The Decision Review System (DRS) has come under the scanner in the ongoing Ashes 2013 Test series. Players from both England and Australia have not been overly pleased with the system as many blunders have been made during the series.
There is also many questions flying whether the third umpires are unwilling to overturn decisions made by their on-field counterparts.
Former cricketers and experts have also talked about removing the right to appeal from the players’ hands and entrust the duties solely to the on-field umpires.
“I have no first hand proof that the third umpires are reluctant to advise their on-field colleagues to change their original decisions. However there have been at least three instances of the third umpire making decisions which were blatantly wrong,” said Holder as reported by the Pakistan Observer.
“I worked for a time as a Regional Umpires Performance Manager for ICC and was in the Caribbean in 2009 when DRS was trialed in the West Indies versus England series.
“All officials were asked at the end of the series how we thought the system should be used. I said that on-field umpires should be able to ask the third umpire to check in cases where the on-field man was uncertain as to what actually happened.
“Having umpired for 27 years in County Cricket and officiated in 30 international matches, I know that there are times when there is an appeal and you are uncertain whether the batsman is out or not.
“But ICC decided to adopt the present system of two challenges per innings per team and some players, including Brad Haddin have publicly said that the on field umpires should be able to ask the third umpire and it should be taken away from players.”
Holder was the man who famously rejected a 10,000 Pounds spot-fixing offer back in 1993 in a match between Pakistan and Sri Lanka in Sharjah.

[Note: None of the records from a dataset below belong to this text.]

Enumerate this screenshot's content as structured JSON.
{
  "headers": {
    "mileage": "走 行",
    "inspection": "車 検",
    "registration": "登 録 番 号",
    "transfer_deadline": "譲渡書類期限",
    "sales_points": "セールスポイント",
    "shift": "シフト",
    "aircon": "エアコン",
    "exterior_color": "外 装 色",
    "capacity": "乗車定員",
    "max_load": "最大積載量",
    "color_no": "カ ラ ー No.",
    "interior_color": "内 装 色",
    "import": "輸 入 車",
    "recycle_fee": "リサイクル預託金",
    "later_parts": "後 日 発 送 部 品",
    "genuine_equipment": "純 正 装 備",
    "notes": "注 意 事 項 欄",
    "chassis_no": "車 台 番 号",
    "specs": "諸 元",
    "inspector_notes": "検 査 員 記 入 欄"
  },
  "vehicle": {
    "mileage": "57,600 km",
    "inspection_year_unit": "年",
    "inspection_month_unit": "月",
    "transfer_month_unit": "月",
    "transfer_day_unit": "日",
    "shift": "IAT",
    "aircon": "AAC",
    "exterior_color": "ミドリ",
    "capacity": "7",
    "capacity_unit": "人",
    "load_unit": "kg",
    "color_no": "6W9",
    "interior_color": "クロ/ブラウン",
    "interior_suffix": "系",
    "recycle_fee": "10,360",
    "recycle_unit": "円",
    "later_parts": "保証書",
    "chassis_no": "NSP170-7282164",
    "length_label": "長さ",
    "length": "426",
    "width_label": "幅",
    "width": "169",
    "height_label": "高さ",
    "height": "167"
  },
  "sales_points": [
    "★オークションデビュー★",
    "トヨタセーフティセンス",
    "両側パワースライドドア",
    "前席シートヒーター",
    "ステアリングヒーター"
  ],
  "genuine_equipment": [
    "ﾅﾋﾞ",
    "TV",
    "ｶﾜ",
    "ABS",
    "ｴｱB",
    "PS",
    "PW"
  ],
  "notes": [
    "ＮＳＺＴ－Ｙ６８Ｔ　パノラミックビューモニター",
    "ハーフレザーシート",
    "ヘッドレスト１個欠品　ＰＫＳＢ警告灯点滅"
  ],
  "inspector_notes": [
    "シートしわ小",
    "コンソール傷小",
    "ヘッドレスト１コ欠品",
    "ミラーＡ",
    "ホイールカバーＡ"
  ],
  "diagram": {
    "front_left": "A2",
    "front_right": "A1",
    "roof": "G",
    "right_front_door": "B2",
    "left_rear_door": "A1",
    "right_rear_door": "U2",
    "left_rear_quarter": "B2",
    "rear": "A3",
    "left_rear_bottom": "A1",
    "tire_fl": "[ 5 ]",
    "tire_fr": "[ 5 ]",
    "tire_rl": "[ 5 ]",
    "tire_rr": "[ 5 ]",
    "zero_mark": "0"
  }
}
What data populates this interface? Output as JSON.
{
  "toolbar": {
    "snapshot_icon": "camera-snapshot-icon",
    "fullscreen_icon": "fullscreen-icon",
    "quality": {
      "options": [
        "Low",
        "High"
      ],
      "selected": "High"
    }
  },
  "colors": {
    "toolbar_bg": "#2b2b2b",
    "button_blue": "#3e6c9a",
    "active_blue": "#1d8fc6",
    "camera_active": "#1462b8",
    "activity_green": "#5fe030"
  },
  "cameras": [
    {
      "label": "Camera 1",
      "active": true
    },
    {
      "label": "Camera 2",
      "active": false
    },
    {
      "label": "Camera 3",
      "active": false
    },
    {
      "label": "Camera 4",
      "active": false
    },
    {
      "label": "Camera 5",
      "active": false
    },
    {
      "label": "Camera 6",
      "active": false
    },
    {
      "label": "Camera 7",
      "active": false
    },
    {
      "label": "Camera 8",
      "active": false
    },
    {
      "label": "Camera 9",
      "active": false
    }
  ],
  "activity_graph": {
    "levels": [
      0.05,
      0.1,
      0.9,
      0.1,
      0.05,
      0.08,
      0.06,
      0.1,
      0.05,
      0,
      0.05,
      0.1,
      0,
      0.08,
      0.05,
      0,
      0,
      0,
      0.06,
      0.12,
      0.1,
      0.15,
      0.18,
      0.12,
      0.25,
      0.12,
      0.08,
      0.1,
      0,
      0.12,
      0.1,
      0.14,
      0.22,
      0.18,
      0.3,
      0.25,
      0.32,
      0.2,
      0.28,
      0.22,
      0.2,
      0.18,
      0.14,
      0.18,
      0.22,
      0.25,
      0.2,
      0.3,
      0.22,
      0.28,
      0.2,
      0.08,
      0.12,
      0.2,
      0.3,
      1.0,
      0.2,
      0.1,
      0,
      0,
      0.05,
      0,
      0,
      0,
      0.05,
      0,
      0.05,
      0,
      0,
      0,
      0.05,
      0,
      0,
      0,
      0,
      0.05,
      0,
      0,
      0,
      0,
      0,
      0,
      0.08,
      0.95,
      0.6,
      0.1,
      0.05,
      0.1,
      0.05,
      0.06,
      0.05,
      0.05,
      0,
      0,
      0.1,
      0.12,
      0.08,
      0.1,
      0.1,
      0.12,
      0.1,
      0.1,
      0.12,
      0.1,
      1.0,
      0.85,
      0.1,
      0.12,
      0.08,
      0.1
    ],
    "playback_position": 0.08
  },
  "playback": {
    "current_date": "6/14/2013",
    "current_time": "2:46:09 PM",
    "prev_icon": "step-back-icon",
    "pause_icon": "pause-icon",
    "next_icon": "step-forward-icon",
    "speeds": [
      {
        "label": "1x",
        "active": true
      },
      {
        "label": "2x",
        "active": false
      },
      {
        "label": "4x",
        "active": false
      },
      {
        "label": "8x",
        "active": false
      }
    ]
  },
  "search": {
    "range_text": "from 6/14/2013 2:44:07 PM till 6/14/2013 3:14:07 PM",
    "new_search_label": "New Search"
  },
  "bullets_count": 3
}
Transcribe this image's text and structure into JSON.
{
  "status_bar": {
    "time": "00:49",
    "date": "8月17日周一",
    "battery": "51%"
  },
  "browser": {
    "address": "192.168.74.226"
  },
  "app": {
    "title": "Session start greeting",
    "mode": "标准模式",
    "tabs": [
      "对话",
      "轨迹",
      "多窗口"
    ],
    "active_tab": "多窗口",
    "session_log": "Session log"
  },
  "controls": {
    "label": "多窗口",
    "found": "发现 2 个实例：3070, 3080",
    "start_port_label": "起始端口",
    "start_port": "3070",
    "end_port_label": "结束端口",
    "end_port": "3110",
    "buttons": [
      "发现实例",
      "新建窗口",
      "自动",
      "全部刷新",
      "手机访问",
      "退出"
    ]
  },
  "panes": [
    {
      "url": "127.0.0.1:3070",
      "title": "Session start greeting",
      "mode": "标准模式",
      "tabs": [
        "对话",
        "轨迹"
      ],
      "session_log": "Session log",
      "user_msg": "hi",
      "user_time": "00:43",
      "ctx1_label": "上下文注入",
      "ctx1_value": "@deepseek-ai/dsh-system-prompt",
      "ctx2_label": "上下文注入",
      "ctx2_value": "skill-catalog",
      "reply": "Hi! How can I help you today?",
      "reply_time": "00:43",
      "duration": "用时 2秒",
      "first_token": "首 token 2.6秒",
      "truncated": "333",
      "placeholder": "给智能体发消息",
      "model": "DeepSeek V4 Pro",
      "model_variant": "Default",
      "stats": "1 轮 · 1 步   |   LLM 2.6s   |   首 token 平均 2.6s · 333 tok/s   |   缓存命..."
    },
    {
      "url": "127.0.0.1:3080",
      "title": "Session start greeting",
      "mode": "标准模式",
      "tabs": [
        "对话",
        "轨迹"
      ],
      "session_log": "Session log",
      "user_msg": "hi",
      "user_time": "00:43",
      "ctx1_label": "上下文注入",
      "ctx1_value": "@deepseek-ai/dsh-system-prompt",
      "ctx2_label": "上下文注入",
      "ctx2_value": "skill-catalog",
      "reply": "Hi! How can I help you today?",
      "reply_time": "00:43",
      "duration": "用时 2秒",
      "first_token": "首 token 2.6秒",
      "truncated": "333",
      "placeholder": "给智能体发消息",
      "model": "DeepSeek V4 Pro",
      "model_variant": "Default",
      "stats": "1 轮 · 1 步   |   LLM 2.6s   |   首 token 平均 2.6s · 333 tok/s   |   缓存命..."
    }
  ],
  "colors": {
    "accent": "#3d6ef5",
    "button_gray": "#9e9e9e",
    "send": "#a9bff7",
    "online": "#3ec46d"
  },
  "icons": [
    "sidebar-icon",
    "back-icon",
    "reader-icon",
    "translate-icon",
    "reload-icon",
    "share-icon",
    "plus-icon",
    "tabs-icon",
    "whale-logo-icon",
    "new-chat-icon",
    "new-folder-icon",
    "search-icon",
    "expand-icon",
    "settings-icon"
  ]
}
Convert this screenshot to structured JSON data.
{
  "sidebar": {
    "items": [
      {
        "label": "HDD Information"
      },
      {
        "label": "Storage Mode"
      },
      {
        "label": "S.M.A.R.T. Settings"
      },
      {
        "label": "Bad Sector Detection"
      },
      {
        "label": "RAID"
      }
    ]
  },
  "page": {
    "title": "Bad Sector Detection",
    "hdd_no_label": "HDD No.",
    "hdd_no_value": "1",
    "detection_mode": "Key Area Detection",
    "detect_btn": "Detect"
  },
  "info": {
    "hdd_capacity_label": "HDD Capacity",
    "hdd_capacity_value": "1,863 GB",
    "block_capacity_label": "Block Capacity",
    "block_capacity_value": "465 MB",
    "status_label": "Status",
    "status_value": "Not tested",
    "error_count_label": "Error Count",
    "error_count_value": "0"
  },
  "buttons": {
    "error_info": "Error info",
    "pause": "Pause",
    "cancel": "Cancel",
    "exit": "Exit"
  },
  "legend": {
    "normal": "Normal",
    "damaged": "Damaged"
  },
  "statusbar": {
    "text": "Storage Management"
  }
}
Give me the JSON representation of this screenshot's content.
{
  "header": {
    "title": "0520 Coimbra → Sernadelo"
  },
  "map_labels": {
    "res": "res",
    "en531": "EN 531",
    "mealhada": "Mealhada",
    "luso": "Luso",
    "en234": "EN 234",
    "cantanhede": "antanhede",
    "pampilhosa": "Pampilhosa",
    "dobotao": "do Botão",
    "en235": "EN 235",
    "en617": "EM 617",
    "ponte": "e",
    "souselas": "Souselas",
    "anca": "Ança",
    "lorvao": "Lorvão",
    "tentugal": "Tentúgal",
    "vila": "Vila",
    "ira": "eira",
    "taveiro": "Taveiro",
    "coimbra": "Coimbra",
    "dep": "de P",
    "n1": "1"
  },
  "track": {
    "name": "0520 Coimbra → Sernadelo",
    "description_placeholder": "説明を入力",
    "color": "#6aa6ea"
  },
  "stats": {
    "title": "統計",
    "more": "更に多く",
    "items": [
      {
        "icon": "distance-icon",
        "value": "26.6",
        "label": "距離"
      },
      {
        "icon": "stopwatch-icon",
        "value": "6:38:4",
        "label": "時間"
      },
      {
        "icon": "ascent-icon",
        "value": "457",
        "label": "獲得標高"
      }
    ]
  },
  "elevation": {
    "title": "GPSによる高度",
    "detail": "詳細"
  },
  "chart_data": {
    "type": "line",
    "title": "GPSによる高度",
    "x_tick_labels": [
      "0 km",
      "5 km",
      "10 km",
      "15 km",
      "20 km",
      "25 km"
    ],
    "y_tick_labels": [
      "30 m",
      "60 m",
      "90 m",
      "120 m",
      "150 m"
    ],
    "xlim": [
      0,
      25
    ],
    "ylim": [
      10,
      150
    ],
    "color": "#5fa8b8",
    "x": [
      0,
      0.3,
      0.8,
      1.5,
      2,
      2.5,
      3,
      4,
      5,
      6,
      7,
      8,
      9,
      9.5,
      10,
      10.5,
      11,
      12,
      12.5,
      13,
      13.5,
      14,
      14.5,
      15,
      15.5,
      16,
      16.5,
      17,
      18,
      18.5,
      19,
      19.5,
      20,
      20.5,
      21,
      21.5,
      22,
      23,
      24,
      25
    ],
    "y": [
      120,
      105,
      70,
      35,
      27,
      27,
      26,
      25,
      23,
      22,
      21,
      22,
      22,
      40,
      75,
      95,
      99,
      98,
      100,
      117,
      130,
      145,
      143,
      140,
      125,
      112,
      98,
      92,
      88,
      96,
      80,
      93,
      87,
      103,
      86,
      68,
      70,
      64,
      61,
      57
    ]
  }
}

He was also the man who proposed a bowl-out system to ensure results if and when matches were not completed due to rain. Holder’s ideas were implemented in many competitions by the ECB later on.